[[ DATA SUPPLIED, beginning ]]
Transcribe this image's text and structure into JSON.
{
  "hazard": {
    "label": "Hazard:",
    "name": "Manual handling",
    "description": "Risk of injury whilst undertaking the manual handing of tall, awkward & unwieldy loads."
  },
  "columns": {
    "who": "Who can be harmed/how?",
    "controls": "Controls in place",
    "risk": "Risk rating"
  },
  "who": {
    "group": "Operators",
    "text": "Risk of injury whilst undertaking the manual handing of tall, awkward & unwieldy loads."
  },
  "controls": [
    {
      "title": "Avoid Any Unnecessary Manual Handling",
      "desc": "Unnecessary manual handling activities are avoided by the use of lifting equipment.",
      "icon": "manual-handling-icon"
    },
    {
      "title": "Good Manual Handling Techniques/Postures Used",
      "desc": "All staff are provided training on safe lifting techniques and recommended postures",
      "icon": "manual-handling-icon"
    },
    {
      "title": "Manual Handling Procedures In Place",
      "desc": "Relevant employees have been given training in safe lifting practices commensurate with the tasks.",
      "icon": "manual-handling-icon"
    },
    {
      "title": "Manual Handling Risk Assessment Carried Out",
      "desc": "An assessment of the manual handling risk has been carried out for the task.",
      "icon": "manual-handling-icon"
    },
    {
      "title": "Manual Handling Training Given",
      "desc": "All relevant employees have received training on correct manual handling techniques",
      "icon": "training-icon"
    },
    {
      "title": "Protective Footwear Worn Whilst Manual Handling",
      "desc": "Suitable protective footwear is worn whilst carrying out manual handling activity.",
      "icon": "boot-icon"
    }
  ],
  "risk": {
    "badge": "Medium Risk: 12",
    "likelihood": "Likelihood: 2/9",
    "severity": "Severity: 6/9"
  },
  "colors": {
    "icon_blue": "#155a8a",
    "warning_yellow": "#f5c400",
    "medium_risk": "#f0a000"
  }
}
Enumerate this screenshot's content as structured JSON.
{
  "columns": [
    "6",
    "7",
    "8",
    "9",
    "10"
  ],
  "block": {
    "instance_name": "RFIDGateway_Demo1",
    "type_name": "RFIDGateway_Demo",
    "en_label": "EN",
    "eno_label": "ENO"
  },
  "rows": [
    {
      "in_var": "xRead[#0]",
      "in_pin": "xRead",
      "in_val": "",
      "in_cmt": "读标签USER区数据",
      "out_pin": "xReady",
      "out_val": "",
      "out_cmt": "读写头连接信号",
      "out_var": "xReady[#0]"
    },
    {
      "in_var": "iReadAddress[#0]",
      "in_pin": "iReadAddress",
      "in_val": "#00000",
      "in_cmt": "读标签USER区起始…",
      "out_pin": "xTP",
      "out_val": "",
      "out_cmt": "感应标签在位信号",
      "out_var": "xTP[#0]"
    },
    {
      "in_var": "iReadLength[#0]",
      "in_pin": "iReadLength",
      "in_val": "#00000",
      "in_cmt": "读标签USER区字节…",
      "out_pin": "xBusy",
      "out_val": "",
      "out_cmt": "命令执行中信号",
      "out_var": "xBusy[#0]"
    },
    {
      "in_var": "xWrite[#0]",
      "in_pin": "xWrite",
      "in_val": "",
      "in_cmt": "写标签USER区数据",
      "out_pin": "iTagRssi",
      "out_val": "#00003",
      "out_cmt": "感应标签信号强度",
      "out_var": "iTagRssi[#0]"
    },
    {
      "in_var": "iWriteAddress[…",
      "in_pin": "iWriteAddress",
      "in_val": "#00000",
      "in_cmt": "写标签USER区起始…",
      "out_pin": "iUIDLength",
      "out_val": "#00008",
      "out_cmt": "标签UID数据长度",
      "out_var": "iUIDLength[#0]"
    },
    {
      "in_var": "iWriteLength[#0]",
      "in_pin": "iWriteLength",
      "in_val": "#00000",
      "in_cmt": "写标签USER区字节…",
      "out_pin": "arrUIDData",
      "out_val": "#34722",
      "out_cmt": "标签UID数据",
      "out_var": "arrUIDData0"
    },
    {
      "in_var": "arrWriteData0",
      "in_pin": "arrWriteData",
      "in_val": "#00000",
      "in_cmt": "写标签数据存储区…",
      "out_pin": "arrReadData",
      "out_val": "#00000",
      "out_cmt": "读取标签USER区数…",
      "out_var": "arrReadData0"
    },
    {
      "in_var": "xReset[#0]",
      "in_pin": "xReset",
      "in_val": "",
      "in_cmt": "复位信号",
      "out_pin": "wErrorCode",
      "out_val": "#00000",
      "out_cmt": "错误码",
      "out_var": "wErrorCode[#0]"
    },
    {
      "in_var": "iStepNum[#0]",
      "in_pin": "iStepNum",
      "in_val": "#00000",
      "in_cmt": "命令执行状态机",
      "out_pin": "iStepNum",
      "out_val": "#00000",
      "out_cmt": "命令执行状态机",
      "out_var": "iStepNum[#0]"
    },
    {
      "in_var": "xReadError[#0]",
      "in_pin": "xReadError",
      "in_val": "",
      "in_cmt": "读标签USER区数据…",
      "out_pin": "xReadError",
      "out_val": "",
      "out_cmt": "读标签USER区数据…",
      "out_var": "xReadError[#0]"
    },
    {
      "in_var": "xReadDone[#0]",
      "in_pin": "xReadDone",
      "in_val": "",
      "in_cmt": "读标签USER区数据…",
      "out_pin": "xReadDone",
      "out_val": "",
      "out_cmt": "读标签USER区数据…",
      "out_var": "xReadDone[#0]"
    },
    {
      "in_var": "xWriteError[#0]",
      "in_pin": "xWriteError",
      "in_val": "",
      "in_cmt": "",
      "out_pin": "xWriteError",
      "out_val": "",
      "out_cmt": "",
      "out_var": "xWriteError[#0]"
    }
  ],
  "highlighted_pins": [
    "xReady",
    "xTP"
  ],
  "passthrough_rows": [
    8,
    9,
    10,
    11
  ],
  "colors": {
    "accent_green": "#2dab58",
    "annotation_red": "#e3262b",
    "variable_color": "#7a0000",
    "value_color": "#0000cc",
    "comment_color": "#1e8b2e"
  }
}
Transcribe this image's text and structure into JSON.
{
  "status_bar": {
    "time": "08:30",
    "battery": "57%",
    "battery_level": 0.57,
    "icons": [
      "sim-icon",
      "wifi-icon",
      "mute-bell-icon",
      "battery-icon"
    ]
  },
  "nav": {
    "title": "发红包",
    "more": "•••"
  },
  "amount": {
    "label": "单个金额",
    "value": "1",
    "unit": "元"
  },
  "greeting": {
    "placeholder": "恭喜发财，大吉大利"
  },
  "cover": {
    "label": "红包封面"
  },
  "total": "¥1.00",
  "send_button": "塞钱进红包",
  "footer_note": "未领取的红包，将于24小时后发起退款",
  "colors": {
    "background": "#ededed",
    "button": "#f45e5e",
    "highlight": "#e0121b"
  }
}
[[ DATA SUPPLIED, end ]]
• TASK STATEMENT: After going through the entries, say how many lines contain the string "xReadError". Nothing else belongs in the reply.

• OUTPUT: 4